The Landscape Gardens and Health Network started life as result of a meeting of like minds in and around 2011. At this time, research had been carried out independently by Angie Butterfield, into the Gardens of the Maggie’s Centre, and by Colin Porter into the design of hospice gardens. This led to meeting other like-minded researchers at Well Being 2013 at Birmingham City University. The therapeutic value of gardens and outside space was the underlying link between us all and lengthy discussions and shared thoughts and ideas made us realise that a forum or network for people like us did not exist in the UK. The Therapeutic Landscape Network in the United States provides a well organised base for putting people in touch but there is no comparable organisation in the United Kingdom. There are numerous bodies that separately provide a voice for people working in our industry: Horticulture and Landscape. Several universities undertake research linked to the wide field of well being and nature therapy. Organisations like Thrive and the Professional Gardeners Guild support the work of gardeners and therapists. However, what we hope to provide by setting up the Network is a forum where researchers and practitioners involved in the healing environment can be brought together to share a closer dialogue. We do not seek to do the work already being done by others but want to provide a forum that can help champion the therapeutic benefits of working with and among nature.

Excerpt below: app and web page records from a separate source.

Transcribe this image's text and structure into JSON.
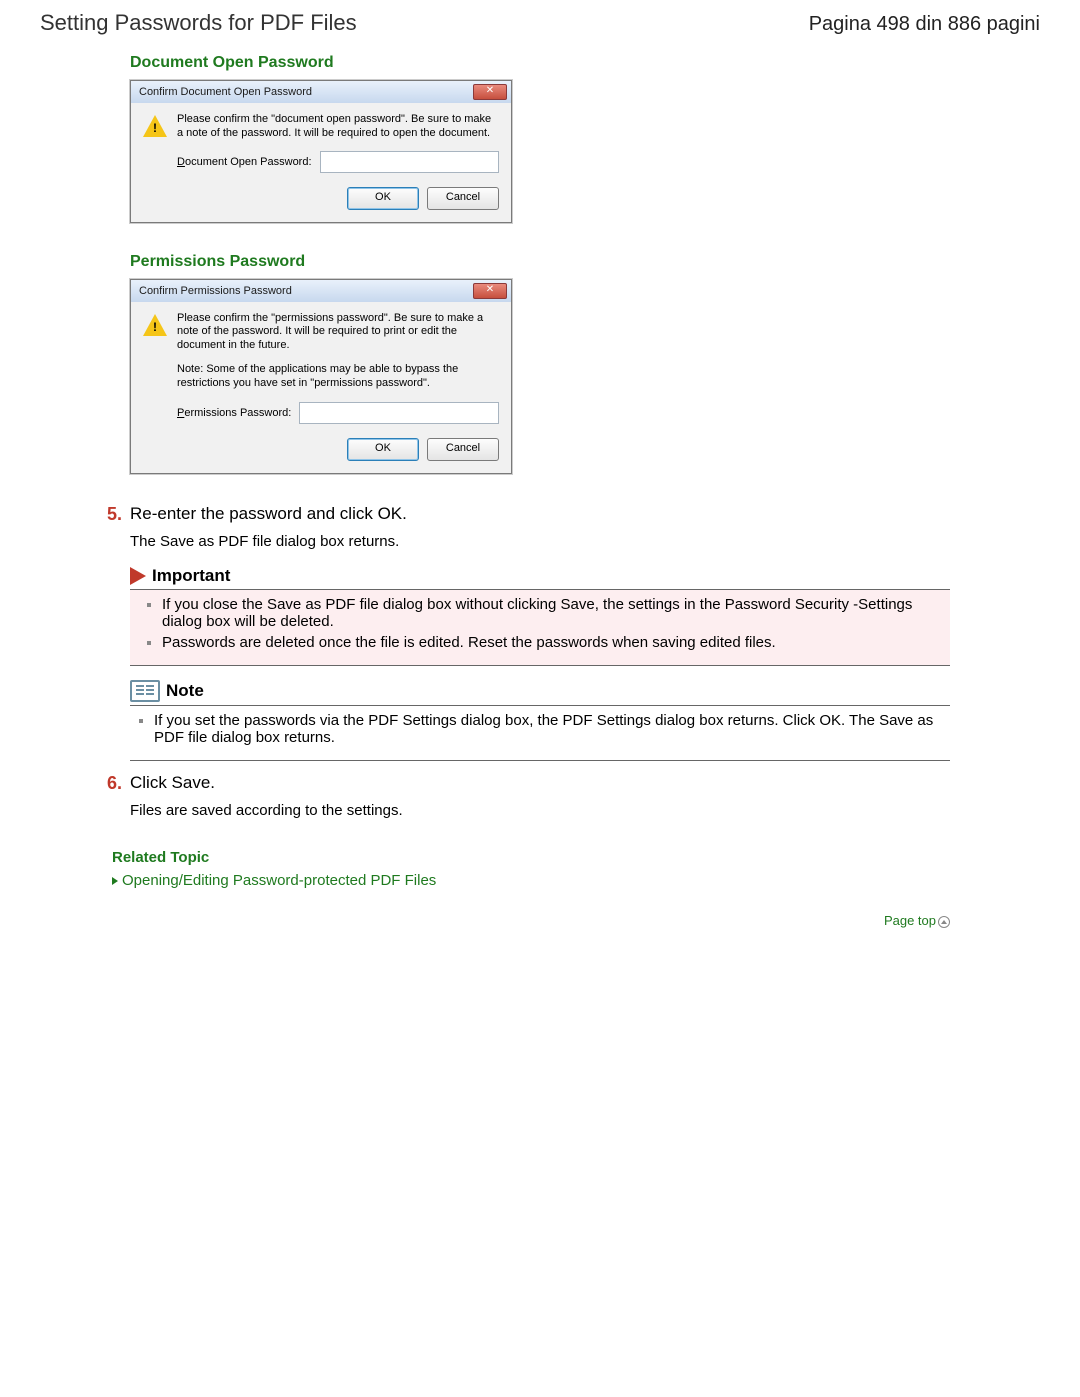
{
  "header": {
    "title": "Setting Passwords for PDF Files",
    "page_indicator": "Pagina 498 din 886 pagini"
  },
  "sections": {
    "doc_open_heading": "Document Open Password",
    "perm_heading": "Permissions Password"
  },
  "dialog1": {
    "title": "Confirm Document Open Password",
    "message": "Please confirm the \"document open password\". Be sure to make a note of the password. It will be required to open the document.",
    "field_letter": "D",
    "field_rest": "ocument Open Password:",
    "ok": "OK",
    "cancel": "Cancel"
  },
  "dialog2": {
    "title": "Confirm Permissions Password",
    "message": "Please confirm the \"permissions password\". Be sure to make a note of the password. It will be required to print or edit the document in the future.",
    "note": "Note: Some of the applications may be able to bypass the restrictions you have set in \"permissions password\".",
    "field_letter": "P",
    "field_rest": "ermissions Password:",
    "ok": "OK",
    "cancel": "Cancel"
  },
  "step5": {
    "num": "5.",
    "text": "Re-enter the password and click OK.",
    "sub": "The Save as PDF file dialog box returns."
  },
  "important": {
    "title": "Important",
    "items": [
      "If you close the Save as PDF file dialog box without clicking Save, the settings in the Password Security -Settings dialog box will be deleted.",
      "Passwords are deleted once the file is edited. Reset the passwords when saving edited files."
    ]
  },
  "note_box": {
    "title": "Note",
    "items": [
      "If you set the passwords via the PDF Settings dialog box, the PDF Settings dialog box returns. Click OK. The Save as PDF file dialog box returns."
    ]
  },
  "step6": {
    "num": "6.",
    "text": "Click Save.",
    "sub": "Files are saved according to the settings."
  },
  "related": {
    "heading": "Related Topic",
    "link": "Opening/Editing Password-protected PDF Files"
  },
  "page_top": "Page top"
}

Over the last couple of years we have been working to develop and expand our ideas and aspirations.
The Network held an initial ‘Stepping Stones’ Forum Meeting at North Devon Hospice, Barnstaple, Devon in May 2014. At this meeting short presentations were made by a broad selection of people with different interests. Speakers included Professor Liz Williamson, Jeremy Parker, Dr Angie Butterfield, Colin Porter, Dr Gursewak Aulakh, Dr Anne Stobart. From this meeting we were able to agree a way forward and a steering group was founded. The members of the steering group are: Gursewak Aulakh, landscape architect at University of Plymouth; Angie Butterfield, garden historian; Daryl Martin, sociologist at University of York; Zoe Millman, landscape researcher at Birmingham City University; and Colin Porter, landscape designer. It was agreed at this meeting that the Network is ‘ a UK initiative – we are a multidisciplinary community of gardeners, designers, landscape architects, sociologists, therapists and health care professionals. We are practitioners and academics and a key aim is to bring all those involved with the healing environment into closer dialogue. Our aim is to provide a forum and to ensure this subject is of interest to a wide range of people. We want to break down barriers and promote serious debate about the role of green space in healthcare interventions’.
The enthusiasm and commitment we received from this first meeting was very encouraging and reinforced our early hopes. Although we have little funding to achieve our broader aims of having an on-line presence, we know from first- hand experience (which in some cases is reinforced by research) that the benefits from contact with nature are profound. Despite a slightly evangelical zeal to broaden peoples understanding of these benefits we feel that this is something we should do. When we talk about it with other people that feeling is echoed and shared. When the time is right our efforts and aspirations will bear fruit.
Our first meeting was followed by a one day seminar Nature and Wellbeing’ in February 2015 at the Penny Brohn Cancer Care Centre in Bristol where the 5 acre garden is central to the therapeutic and healing work they do there. The event was hosted by Michael Connors, Director of Services at Penny Brohn and Colin Porter. It was attended by 31 people including landscape architects, designers, gardeners, writers, researchers and health care professionals. Speakers included Kathryn Aalto, Jeremy Parker, Angie Butterfield, Juliet Sargeant, Stephen Pettet-Smith, Liz Williamson and Sara Miller.
We are now at the point where we have a core of support that is willing to help with developing the Network. We have funding applications ready to process and are working to set up a committee and bank account. We do need more help to set up the committee and to have a working group to help develop the web site, please do help if you can. We welcome enquiries from people who want to hear more or be on our database. This is a small and new organisation but one with a big and generous heart, which is as it should be. With the breadth and depth of support and interest we already have we have a lot to offer and a lot to share.
Please contact Colin Porter for more information : email@example.com